When William Klein died I tweeted out a quick RIP from the official account where I stated that he was one of the blog’s favorite photographers. If you were browsing Twitter on your phone it would’ve been easy to miss the details in the photo and realize why I tweeted it. For me as both an art museum goer and a card collector though, Klein represents one of the few genuine overlaps in my interests. Yes it’s great to be able to visit the Burdick Collection at The Met but it’s even more fun to see cards pop up in other parts of the museum.
I’ve started a small themed collection of cards that I’ve noticed in other artworks and I’ve found enough now to put a post together on here.
Baseball Cards, William Klein, 1955
I’ll start with Klein both because he’s what prompted this post and because this is the oldest piece. And yes, the title of this photo is indeed “Baseball Cards.” I’m not going to write a ton about him as a photographer on here but his book of street photos in New York is justly famous in part because of how it taps in to imagery that where you not only feel like part of the scene but suggests that the scene may be familiar to you.
Sometimes, like with “Gun 1,” the familiarity is disturbing. Other times, such as with “Baseball Cards” the scene is one that should resonate in a pleasant way with every reader of this blog. Kids showing off their stacks of cards. Kids showing off a favorite player. It’s why we started collecting and in many ways the feeling we’re trying to hold on to while we keep collecting.
If you only saw the tweet on your phone you might not have noticed that the kids were holding stacks of 1955 Bowman. Blowing up the image you can see that the central card is one of the few light wood borders and is pretty obviously Gil McDougald. I had to comb through the set to identify the other card. I’m pretty sure it’s Randy Jackson—the dark background plus the long sleeves plus the placement of name box is pretty distinct—but there are a decent number of righthanded batters which I had to choose from.
Anti-Product Baseball Cards,
Jean-Michel Basquiat, 1979
I’ve written about these before on here so there’s no need for me to write much more. That said, at the time of first writing I hadn’t identified everyone in the cards and it took a committee effort in the comments of that post (as well as on Twitter) to both identify the actual 1979 Topps cards that were the basis for these.
I don’t think anyone’s identified the Rookies card but the other five are Steve Henderson (JOE), Bob Randall (JERK), Steve Kemp (HOT DOG), Ed Glynn (BUS PASS), and John Matlack (WALLY). The Mets Team Card meanwhile shows up on what we’re using as the checklist for these.
Pete Rose, Andy Warhol, 1985
In true Warhol fashion, multiple prints of this exist.

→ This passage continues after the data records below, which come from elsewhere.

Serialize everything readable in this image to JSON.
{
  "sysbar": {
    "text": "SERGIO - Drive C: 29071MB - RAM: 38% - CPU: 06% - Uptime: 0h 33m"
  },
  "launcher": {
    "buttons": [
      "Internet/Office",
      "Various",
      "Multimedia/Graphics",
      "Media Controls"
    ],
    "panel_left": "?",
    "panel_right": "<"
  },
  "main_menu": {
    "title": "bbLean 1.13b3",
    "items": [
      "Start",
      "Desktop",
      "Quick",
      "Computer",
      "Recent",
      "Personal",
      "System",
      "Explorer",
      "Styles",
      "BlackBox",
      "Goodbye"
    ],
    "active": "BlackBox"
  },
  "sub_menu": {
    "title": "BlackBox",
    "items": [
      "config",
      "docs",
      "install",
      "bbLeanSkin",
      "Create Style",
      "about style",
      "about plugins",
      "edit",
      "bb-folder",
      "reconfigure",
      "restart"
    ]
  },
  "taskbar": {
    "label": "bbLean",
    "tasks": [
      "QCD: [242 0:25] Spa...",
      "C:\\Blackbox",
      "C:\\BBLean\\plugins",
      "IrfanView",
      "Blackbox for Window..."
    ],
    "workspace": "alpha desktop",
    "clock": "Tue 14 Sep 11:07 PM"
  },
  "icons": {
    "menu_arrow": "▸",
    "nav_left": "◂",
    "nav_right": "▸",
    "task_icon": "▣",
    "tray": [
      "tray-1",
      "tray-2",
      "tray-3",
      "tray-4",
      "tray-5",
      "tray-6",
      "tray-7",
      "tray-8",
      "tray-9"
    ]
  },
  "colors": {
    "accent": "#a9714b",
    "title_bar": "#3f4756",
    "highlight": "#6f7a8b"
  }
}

While the one in Cincinnati is probably the definitive version I’ve only seen the one in the Smithsonian. Also, Paul Ember has written pretty extensively about these (and even gave a SABR presentation) so there’s not much for me to add here.
Most of us here probably recognized immediately that Warhol used a new photo and didn’t just copy either of Rose’s 1985 Topps cards. But the cards are clearly part of the piece. One of the things I like about Warhol’s Rose prints is how they combine the Campbell’s Soup elevation of industrial design into Art™ with his larger-than-life pop culture celebrity portraits and it says a lot about baseball cards and Topps that they were worthy of this treatment.
And yeah. A small short checklist so far which I hope to be able to add to in the future. But also a very fun one that speaks to baseball cards’ larger importance as part of our culture.
One thought on “Baseball Cards in Art”
That rookie card appears to be the Texas Rangers. And if the collecting theme extends to cartoonists, don’t forget 1973 Topps Yaz and various other cards that made their way onto the Simpsons! 😀